In the case at hand, the court considered that the first procedure between the parties was strictly confined to the determination of the player's unilateral breach. Such determination was no longer contested in the second procedure, which was itself limited to the principle and quantum of the club's compensation. The court found no indication, in the first award, of any pre-judgement on the amount of the compensation awarded. The court thus concluded that:

"save to judge arbitrator Martens on his mere intent, it is not possible to acknowledge, objectively, that by deciding the two aforementioned issues [the notion of unilateral breach within the meaning of the FIFA regulations and the club's rescission of the player's contract for unilateral breach], which were mostly theoretical, the arbitrator behaved in such a way as to cause any doubts about his impartiality and to lend support to the view that he had already formed his opinion in favour of the defendant [ie, Chelsea]."(7)

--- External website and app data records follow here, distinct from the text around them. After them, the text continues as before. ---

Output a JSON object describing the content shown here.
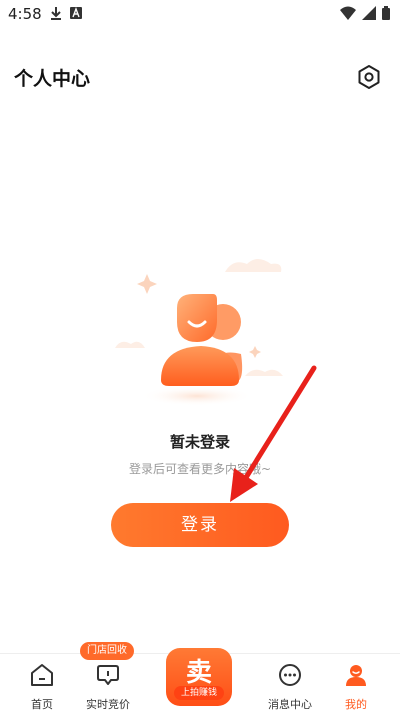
{
  "status_bar": {
    "time": "4:58",
    "icons": [
      "download-icon",
      "notification-a-icon",
      "wifi-icon",
      "signal-icon",
      "battery-icon"
    ]
  },
  "header": {
    "title": "个人中心",
    "settings_icon": "gear-icon"
  },
  "empty_state": {
    "title": "暂未登录",
    "description": "登录后可查看更多内容哦~",
    "illustration": "user-avatar-illustration"
  },
  "login_button": {
    "label": "登录"
  },
  "tabs": [
    {
      "label": "首页",
      "icon": "home-icon",
      "active": false
    },
    {
      "label": "实时竞价",
      "icon": "bid-icon",
      "active": false,
      "badge": "门店回收"
    },
    {
      "label": "消息中心",
      "icon": "message-icon",
      "active": false
    },
    {
      "label": "我的",
      "icon": "profile-icon",
      "active": true
    }
  ],
  "sell_button": {
    "main": "卖",
    "sub": "上拍赚钱"
  },
  "colors": {
    "accent": "#ff5a1f",
    "accent_light": "#ff7a2e",
    "arrow": "#e8211b"
  }
}
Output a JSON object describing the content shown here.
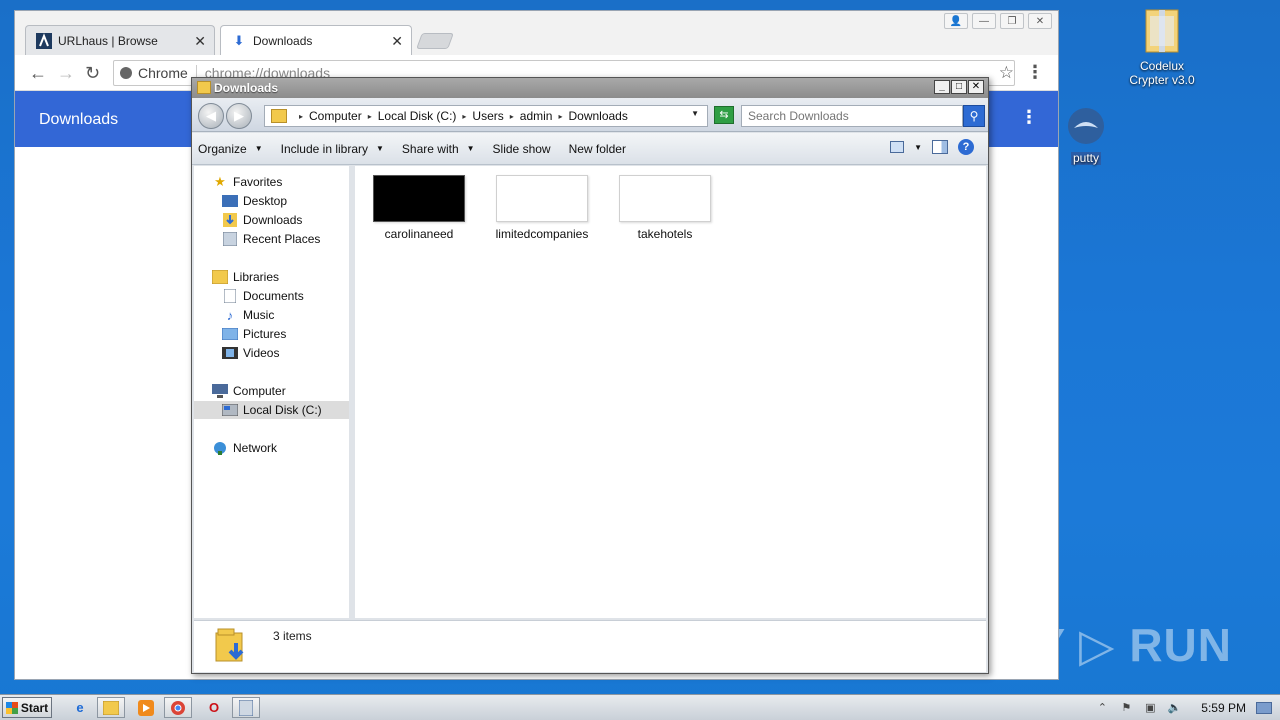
{
  "desktop": {
    "icons": [
      {
        "label_line1": "Codelux",
        "label_line2": "Crypter v3.0"
      },
      {
        "label": "putty"
      }
    ],
    "watermark": "ANY ▷ RUN"
  },
  "browser": {
    "tabs": [
      {
        "title": "URLhaus | Browse",
        "icon": "urlhaus-logo-icon"
      },
      {
        "title": "Downloads",
        "icon": "download-icon"
      }
    ],
    "omnibox": {
      "scheme_label": "Chrome",
      "url": "chrome://downloads"
    },
    "page_title": "Downloads"
  },
  "explorer": {
    "title": "Downloads",
    "breadcrumbs": [
      "Computer",
      "Local Disk (C:)",
      "Users",
      "admin",
      "Downloads"
    ],
    "search_placeholder": "Search Downloads",
    "commands": {
      "organize": "Organize",
      "include_in_library": "Include in library",
      "share_with": "Share with",
      "slide_show": "Slide show",
      "new_folder": "New folder"
    },
    "nav": {
      "favorites": "Favorites",
      "desktop": "Desktop",
      "downloads": "Downloads",
      "recent_places": "Recent Places",
      "libraries": "Libraries",
      "documents": "Documents",
      "music": "Music",
      "pictures": "Pictures",
      "videos": "Videos",
      "computer": "Computer",
      "local_disk": "Local Disk (C:)",
      "network": "Network"
    },
    "files": [
      {
        "name": "carolinaneed",
        "thumb": "dark"
      },
      {
        "name": "limitedcompanies",
        "thumb": "light"
      },
      {
        "name": "takehotels",
        "thumb": "light"
      }
    ],
    "status": "3 items"
  },
  "taskbar": {
    "start_label": "Start",
    "clock": "5:59 PM"
  },
  "colors": {
    "chrome_blue_header": "#3367d6",
    "desktop_blue": "#1b77d6",
    "selection_gray": "#dcdcdc"
  }
}
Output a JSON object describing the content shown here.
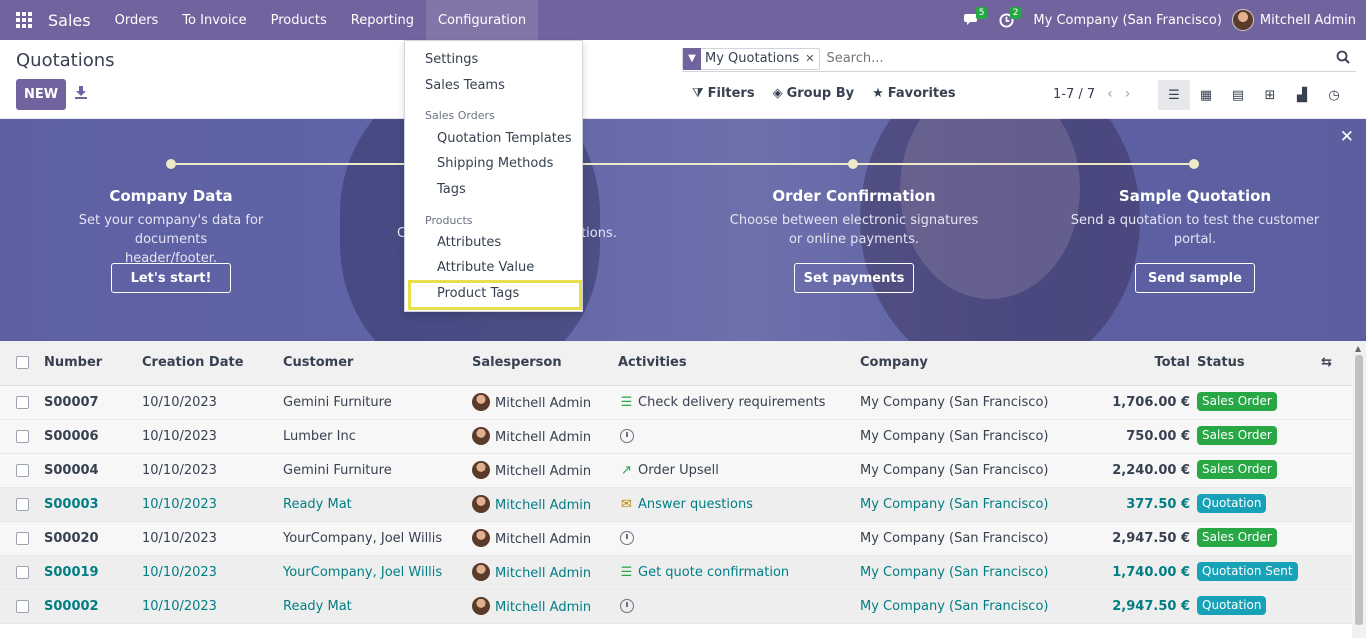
{
  "nav": {
    "brand": "Sales",
    "items": [
      "Orders",
      "To Invoice",
      "Products",
      "Reporting",
      "Configuration"
    ],
    "messages_count": "5",
    "activities_count": "2",
    "company": "My Company (San Francisco)",
    "user": "Mitchell Admin"
  },
  "control": {
    "title": "Quotations",
    "new_label": "NEW",
    "facet_label": "My Quotations",
    "search_placeholder": "Search...",
    "filters": "Filters",
    "group_by": "Group By",
    "favorites": "Favorites",
    "pager": "1-7 / 7"
  },
  "dropdown": {
    "settings": "Settings",
    "sales_teams": "Sales Teams",
    "header_orders": "Sales Orders",
    "quotation_templates": "Quotation Templates",
    "shipping_methods": "Shipping Methods",
    "tags": "Tags",
    "header_products": "Products",
    "attributes": "Attributes",
    "attribute_value": "Attribute Value",
    "product_tags": "Product Tags"
  },
  "banner": {
    "steps": [
      {
        "title": "Company Data",
        "desc1": "Set your company's data for documents",
        "desc2": "header/footer.",
        "button": "Let's start!"
      },
      {
        "title": "",
        "desc1": "C",
        "desc2": "",
        "button": ""
      },
      {
        "partial": "tations."
      },
      {
        "title": "Order Confirmation",
        "desc1": "Choose between electronic signatures",
        "desc2": "or online payments.",
        "button": "Set payments"
      },
      {
        "title": "Sample Quotation",
        "desc1": "Send a quotation to test the customer",
        "desc2": "portal.",
        "button": "Send sample"
      }
    ]
  },
  "table": {
    "headers": {
      "number": "Number",
      "date": "Creation Date",
      "customer": "Customer",
      "salesperson": "Salesperson",
      "activities": "Activities",
      "company": "Company",
      "total": "Total",
      "status": "Status"
    },
    "rows": [
      {
        "number": "S00007",
        "date": "10/10/2023",
        "customer": "Gemini Furniture",
        "salesperson": "Mitchell Admin",
        "activity": "Check delivery requirements",
        "company": "My Company (San Francisco)",
        "total": "1,706.00 €",
        "status": "Sales Order"
      },
      {
        "number": "S00006",
        "date": "10/10/2023",
        "customer": "Lumber Inc",
        "salesperson": "Mitchell Admin",
        "activity": "",
        "company": "My Company (San Francisco)",
        "total": "750.00 €",
        "status": "Sales Order"
      },
      {
        "number": "S00004",
        "date": "10/10/2023",
        "customer": "Gemini Furniture",
        "salesperson": "Mitchell Admin",
        "activity": "Order Upsell",
        "company": "My Company (San Francisco)",
        "total": "2,240.00 €",
        "status": "Sales Order"
      },
      {
        "number": "S00003",
        "date": "10/10/2023",
        "customer": "Ready Mat",
        "salesperson": "Mitchell Admin",
        "activity": "Answer questions",
        "company": "My Company (San Francisco)",
        "total": "377.50 €",
        "status": "Quotation"
      },
      {
        "number": "S00020",
        "date": "10/10/2023",
        "customer": "YourCompany, Joel Willis",
        "salesperson": "Mitchell Admin",
        "activity": "",
        "company": "My Company (San Francisco)",
        "total": "2,947.50 €",
        "status": "Sales Order"
      },
      {
        "number": "S00019",
        "date": "10/10/2023",
        "customer": "YourCompany, Joel Willis",
        "salesperson": "Mitchell Admin",
        "activity": "Get quote confirmation",
        "company": "My Company (San Francisco)",
        "total": "1,740.00 €",
        "status": "Quotation Sent"
      },
      {
        "number": "S00002",
        "date": "10/10/2023",
        "customer": "Ready Mat",
        "salesperson": "Mitchell Admin",
        "activity": "",
        "company": "My Company (San Francisco)",
        "total": "2,947.50 €",
        "status": "Quotation"
      }
    ]
  }
}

For the Swiss judges, the first phase of the proceeding constituted in fact a preliminary stage to the disputed award, and based on constant practice:

"saved exceptional circumstances, it is in principle not admissible [for a party] to challenge a posteriori the regularity of the composition of the arbitral tribunal having issued its final award on the sole ground that its members had already decided on the same matter when taking part in the issuance of interim or partial awards. To allow it would be tantamount to signing the death warrant of such awards".(8)


There appear to be few grounds to argue with the court's reasoning that, in principle, it is admissible for an arbitrator to be involved in various stages of an arbitral process without this fact alone constituting sufficient grounds to question that arbitrator's independence and impartiality. Similarly, the court's firm stance against a party's allegation, in its challenge of the final award, of partiality based on a tribunal having issued interim or partial awards in the same dispute and/or proceeding is to be welcomed. However, it could be argued that fair and balanced decision-making, which would be derived from the parties' fair and equal treatment and the integrity of the arbitral process, would require that all arbitrators be equally informed on a given case. This prerequisite of equal information among arbitrators would arguably require, subject to the specific circumstances of a case, a repetition of all or part of the procedure in case of replacement of one or more arbitrators in the course of the arbitral process. It is debatable whether this equality would have been respected, in the Mutu case, between Martens and the other two arbitrators who were involved in the second stage of the dispute only.

For further information on this topic please contact Frank Spoorenberg or Isabelle Fellrath at Tavernier Tschanz by telephone (+41 22 704 3700), fax (+41 22 704 3777) or email ([email protected] or [email protected]).


(1) See, for example, Supreme Court Decision 4A_234/2010, October 29 2010. For further information on this case please see "Independence and impartiality of party-appointed arbitrators". See also Decisions 4A_210/2008, 4A_528/2007 and 4A_506/2007.

(2) Supreme Court Decision 4A_458/2009 in Mutu v Chelsea Football Club Limited. The full text of the decision, which will not be published in the official reports of the Supreme Court's decisions, is available in French at www.bger.ch/fr/index/juridiction/jurisdiction-inherit-template/jurisdiction-recht/jurisdiction-recht-urteile2000.htm. The remuneration was deemed not to be contrary to international public order as recognised in Switzerland considering the considerable economic advantages enjoyed by the player as a result of his transfer to the English club.

(3) Supreme Court Decision 4A_644/2009, April 13 2010.

(4) Section 2.1.2 (waivable red list) and 3.1.5 (orange list), accessed at www.ibanet.org/LPD/Dispute_Resolution_Section/Arbitration/Default.aspx.

(5) Decision 4A_458/2009, ground, authors' translation.

(6) For example, ATF 126 I 168 ground 2 and references.

(7) Decision 4A_458/2009, ground, authors' translation.

(8) Ibid, authors' translation.